## Problem to solve
Locate all lines in the data below that hold "JSON" and show them.

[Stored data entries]
..........
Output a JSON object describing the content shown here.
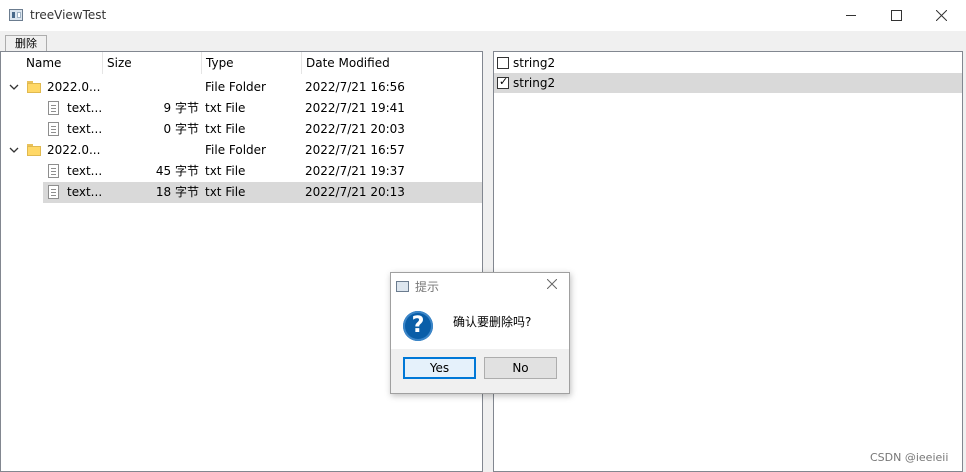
{
  "window": {
    "title": "treeViewTest",
    "minimize_icon": "minimize-icon",
    "maximize_icon": "maximize-icon",
    "close_icon": "close-icon"
  },
  "toolbar": {
    "delete_label": "删除"
  },
  "tree": {
    "headers": [
      "Name",
      "Size",
      "Type",
      "Date Modified"
    ],
    "rows": [
      {
        "name": "2022.0...",
        "size": "",
        "type": "File Folder",
        "date": "2022/7/21 16:56",
        "icon": "folder-icon",
        "expander": "chevron-down-icon"
      },
      {
        "name": "text...",
        "size": "9 字节",
        "type": "txt File",
        "date": "2022/7/21 19:41",
        "icon": "file-icon"
      },
      {
        "name": "text...",
        "size": "0 字节",
        "type": "txt File",
        "date": "2022/7/21 20:03",
        "icon": "file-icon"
      },
      {
        "name": "2022.0...",
        "size": "",
        "type": "File Folder",
        "date": "2022/7/21 16:57",
        "icon": "folder-icon",
        "expander": "chevron-down-icon"
      },
      {
        "name": "text...",
        "size": "45 字节",
        "type": "txt File",
        "date": "2022/7/21 19:37",
        "icon": "file-icon"
      },
      {
        "name": "text...",
        "size": "18 字节",
        "type": "txt File",
        "date": "2022/7/21 20:13",
        "icon": "file-icon",
        "selected": true
      }
    ]
  },
  "list": {
    "items": [
      {
        "label": "string2",
        "checked": false
      },
      {
        "label": "string2",
        "checked": true,
        "selected": true
      }
    ]
  },
  "dialog": {
    "title": "提示",
    "message": "确认要删除吗?",
    "icon": "question-icon",
    "question_glyph": "?",
    "yes_label": "Yes",
    "no_label": "No"
  },
  "watermark": "CSDN @ieeieii",
  "colors": {
    "selection": "#d9d9d9",
    "focus_border": "#0078d7",
    "folder": "#ffd867",
    "question_icon": "#0a5ea8"
  }
}
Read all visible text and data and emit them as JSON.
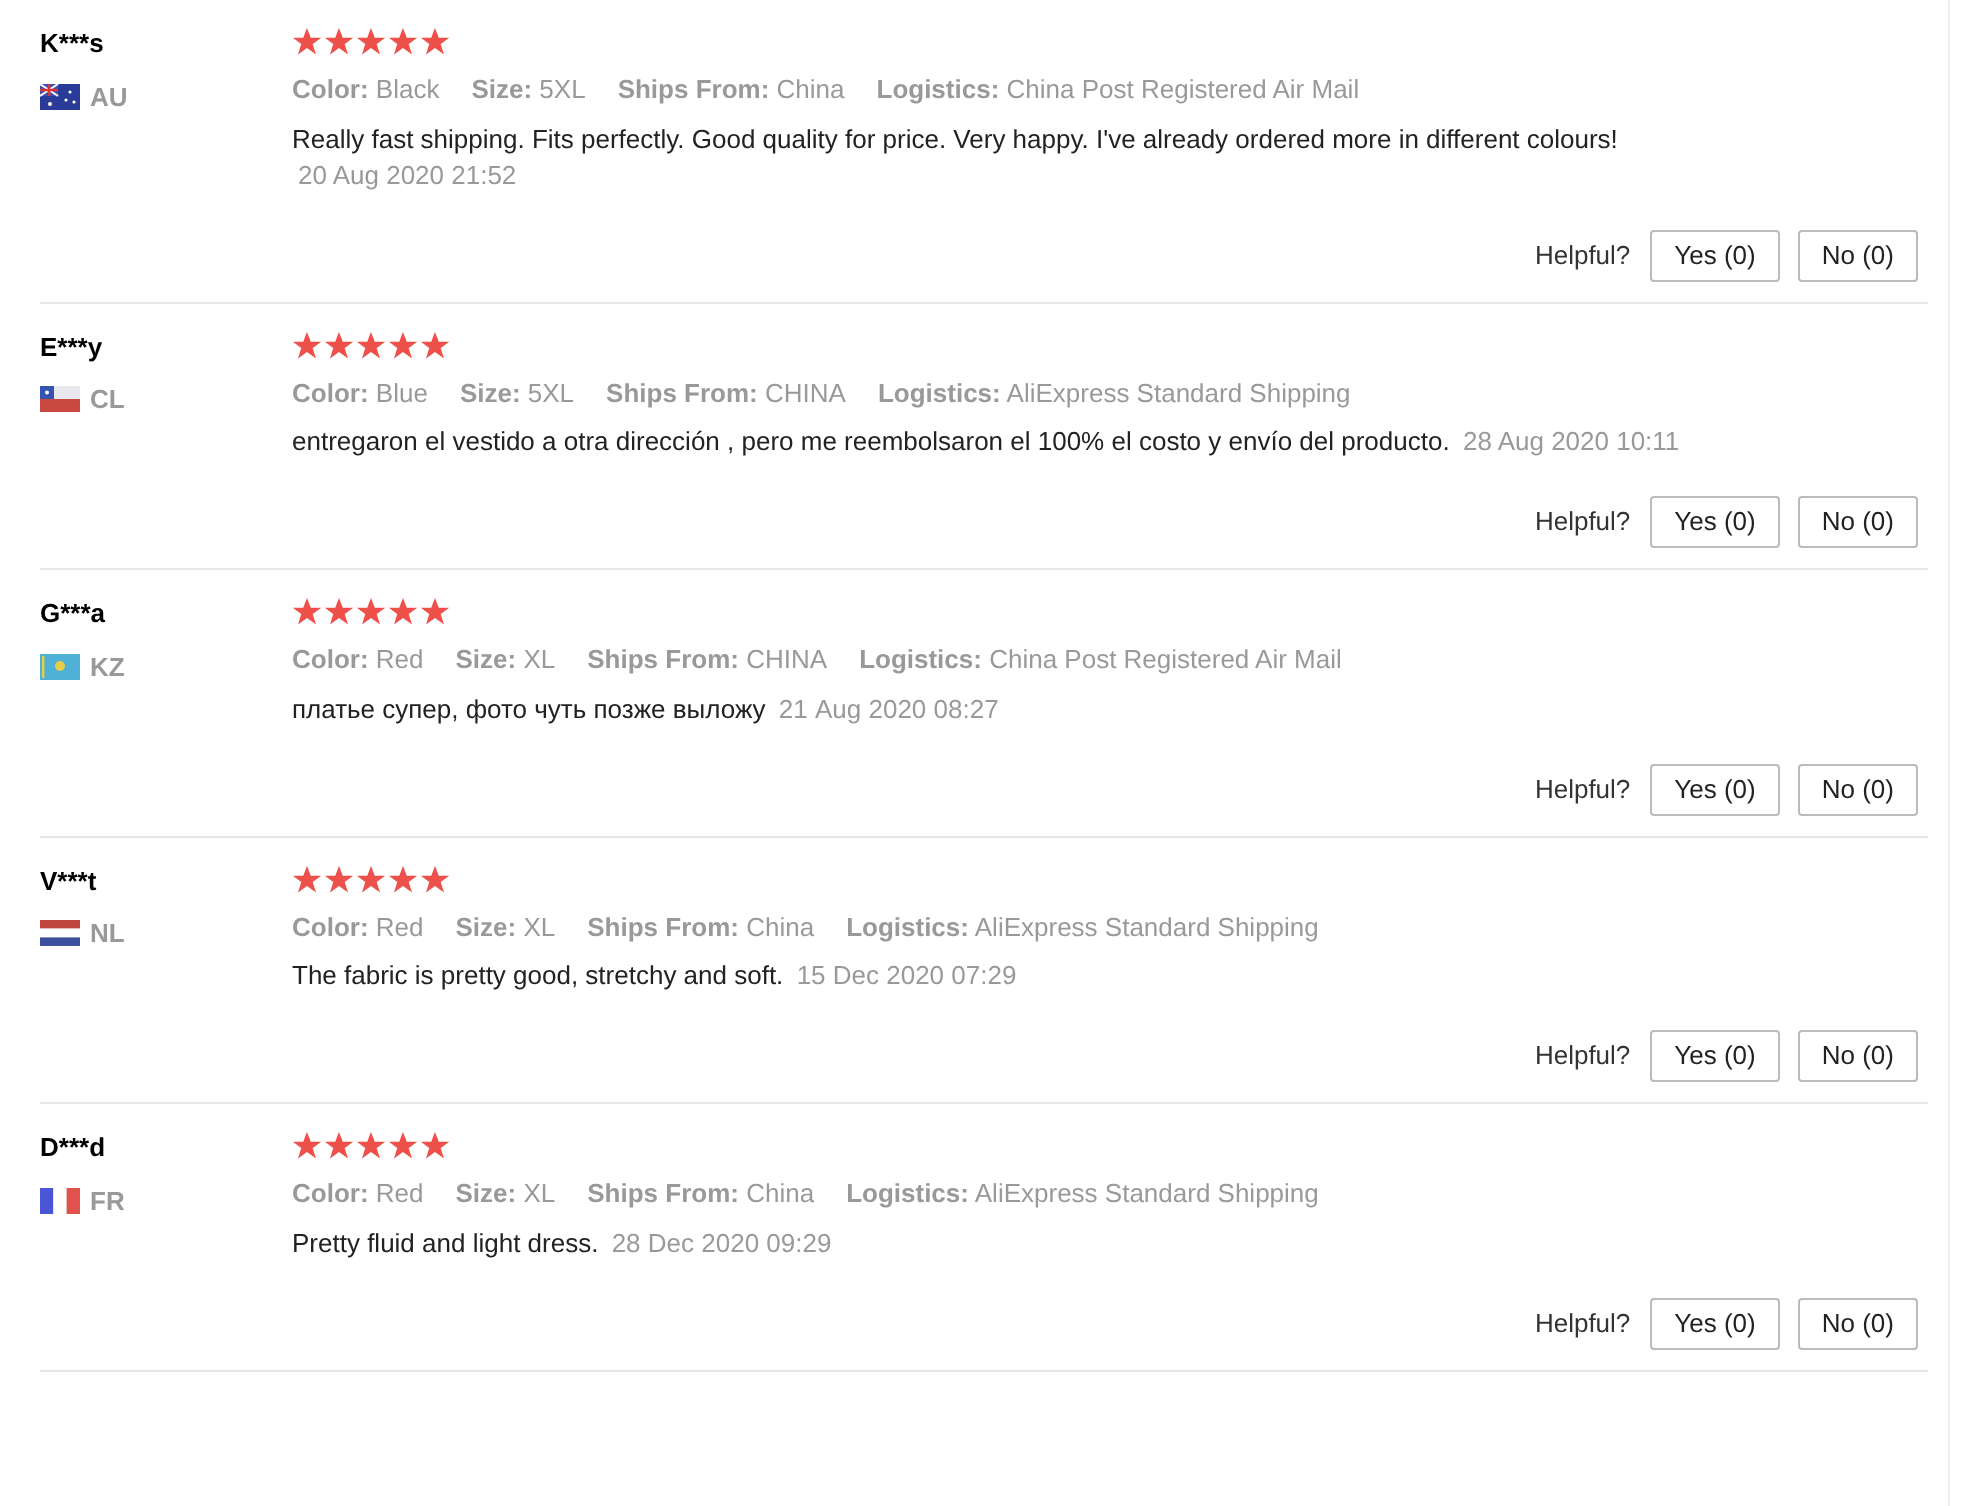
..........
## Exercise response
Output a JSON object describing the content shown here.
Read all visible text and data and emit them as JSON.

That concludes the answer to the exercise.